*TASK DETAILS*.
Filter the entries for the word "true". Copy each line in which it occurs.

*RECORDS SUPPLIED*.
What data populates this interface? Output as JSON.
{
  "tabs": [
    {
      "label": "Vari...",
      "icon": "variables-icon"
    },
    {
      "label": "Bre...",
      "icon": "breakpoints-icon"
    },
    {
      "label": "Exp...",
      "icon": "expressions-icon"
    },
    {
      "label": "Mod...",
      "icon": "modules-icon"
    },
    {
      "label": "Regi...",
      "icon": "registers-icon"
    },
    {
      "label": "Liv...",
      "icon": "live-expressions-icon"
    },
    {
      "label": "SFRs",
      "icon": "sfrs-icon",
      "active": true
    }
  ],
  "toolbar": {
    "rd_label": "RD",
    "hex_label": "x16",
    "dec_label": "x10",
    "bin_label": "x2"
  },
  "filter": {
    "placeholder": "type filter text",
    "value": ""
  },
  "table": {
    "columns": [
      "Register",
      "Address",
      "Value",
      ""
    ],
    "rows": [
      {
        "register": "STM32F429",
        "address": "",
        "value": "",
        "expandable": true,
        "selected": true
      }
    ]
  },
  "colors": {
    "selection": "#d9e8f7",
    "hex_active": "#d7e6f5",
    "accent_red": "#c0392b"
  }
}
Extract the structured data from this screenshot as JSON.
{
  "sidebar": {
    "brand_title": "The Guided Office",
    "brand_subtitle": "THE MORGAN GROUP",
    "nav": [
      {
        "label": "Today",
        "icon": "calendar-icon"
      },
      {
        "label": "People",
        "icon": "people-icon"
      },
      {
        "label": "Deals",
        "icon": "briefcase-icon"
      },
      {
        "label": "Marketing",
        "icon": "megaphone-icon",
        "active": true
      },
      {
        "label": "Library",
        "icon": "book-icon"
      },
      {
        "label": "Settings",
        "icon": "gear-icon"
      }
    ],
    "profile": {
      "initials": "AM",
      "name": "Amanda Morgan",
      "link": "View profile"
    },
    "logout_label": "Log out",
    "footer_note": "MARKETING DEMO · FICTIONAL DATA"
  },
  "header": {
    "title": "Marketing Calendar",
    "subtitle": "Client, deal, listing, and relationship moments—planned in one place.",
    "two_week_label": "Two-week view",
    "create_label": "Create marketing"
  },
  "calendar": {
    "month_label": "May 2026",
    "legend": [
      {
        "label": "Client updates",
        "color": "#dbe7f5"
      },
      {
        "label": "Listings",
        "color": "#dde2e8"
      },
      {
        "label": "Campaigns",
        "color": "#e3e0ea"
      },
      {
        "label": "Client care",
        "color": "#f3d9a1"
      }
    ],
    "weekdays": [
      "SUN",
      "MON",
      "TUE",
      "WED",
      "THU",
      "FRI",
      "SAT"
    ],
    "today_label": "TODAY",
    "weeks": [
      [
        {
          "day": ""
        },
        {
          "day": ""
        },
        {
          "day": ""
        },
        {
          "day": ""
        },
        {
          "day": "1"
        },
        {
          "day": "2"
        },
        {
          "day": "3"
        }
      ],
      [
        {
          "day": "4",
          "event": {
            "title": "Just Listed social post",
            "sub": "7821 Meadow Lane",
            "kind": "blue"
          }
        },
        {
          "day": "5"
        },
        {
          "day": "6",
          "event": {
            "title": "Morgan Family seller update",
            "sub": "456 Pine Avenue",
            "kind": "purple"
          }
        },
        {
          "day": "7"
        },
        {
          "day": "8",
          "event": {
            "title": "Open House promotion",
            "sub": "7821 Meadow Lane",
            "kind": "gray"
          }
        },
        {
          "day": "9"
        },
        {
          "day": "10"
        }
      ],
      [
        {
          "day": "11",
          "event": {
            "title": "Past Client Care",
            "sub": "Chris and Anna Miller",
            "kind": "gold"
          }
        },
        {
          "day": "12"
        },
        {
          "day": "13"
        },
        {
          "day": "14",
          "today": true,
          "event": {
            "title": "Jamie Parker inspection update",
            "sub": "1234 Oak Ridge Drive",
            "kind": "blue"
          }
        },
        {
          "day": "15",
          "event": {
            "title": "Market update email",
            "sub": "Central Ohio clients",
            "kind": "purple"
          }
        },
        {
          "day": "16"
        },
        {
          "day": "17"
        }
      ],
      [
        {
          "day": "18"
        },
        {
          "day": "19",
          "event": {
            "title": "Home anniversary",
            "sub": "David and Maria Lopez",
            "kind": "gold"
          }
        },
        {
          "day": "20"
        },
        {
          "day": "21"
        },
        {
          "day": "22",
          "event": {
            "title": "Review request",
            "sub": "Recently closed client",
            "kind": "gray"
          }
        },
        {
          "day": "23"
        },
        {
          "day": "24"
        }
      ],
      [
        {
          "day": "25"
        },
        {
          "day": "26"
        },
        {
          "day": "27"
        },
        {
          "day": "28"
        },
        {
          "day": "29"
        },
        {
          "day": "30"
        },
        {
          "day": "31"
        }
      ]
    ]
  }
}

*WRITTEN REPLY*.
      "active": true
        "expandable": true,
        "selected": true
        "active": true
          "today": true,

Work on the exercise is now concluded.